Business Unity South Africa CEO Cas Coovadia has called on SMMEs to organise themselves into a coordinated body to ensure that the state complies with its 30-day payment promise. He said it was critical that this body pressured the state to pass appropriate regulations as small businesses were being destroyed by not being paid on time. Both the state and some in the private sector have committed to paying SMMEs within 30 days.
While the government made this promise years ago, 80% of national departments do not pay suppliers on time. Many big businesses adopted the 30-day payment practice during the early stages of the lockdown. Coovadia told Vutivi News that the most likely reason that departments were not reaching the target was because they did not have the appropriate systems and procedures in place to process payments.
“There is also no accountability,” he said. “SMMEs are very dependent on positive cash flows to survive. They often do not have sufficient working capital, so failure to pay them for services rendered in 30 days affects their cash flow and destroys confidence in working with (the government).” During a recent meeting held by Parliament’s Portfolio Committee on Small Business Development on the impact of the State of the Nation Address on SMMEs, it was revealed that of the 40 national departments, only eight achieved a 100% compliance rate for paying SMMEs on time.
They included the Small Business Development Department. It was further revealed that unpaid invoices for provincial departments amounted to R26.6 billion in the 2020/21 financial year, while at the national level it was R4.1 billion. Coovadia said that Busa was encouraging all businesses to pay SMMEs within 30 days.

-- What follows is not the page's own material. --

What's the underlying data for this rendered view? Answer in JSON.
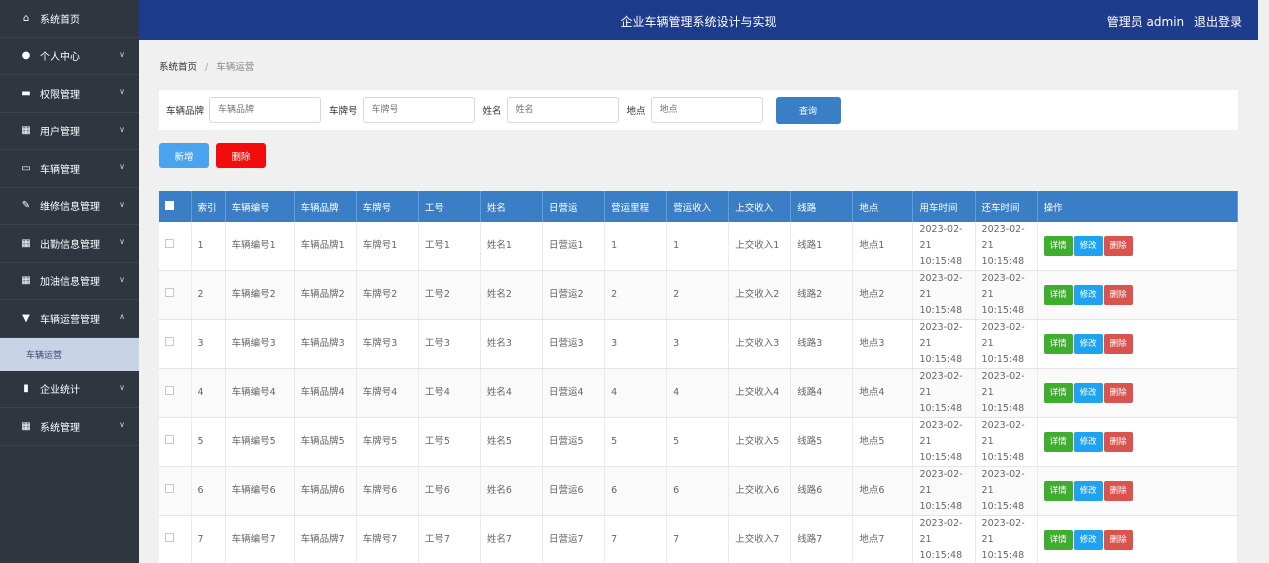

“We launched a campaign last year to promote this, and the results have generally been good,” he said. “We believe corporate companies must pay SMMEs in 30 days. This will enable SMMEs to manage cashflow and to survive and grow, with the resulting positive impact on the economy,” he also said. The #PayIn30 initiative is spearheaded by Business for South Africa (B4SA) and is supported by a number of organisations including Busa, the Small Business Institute and the Black Business Council.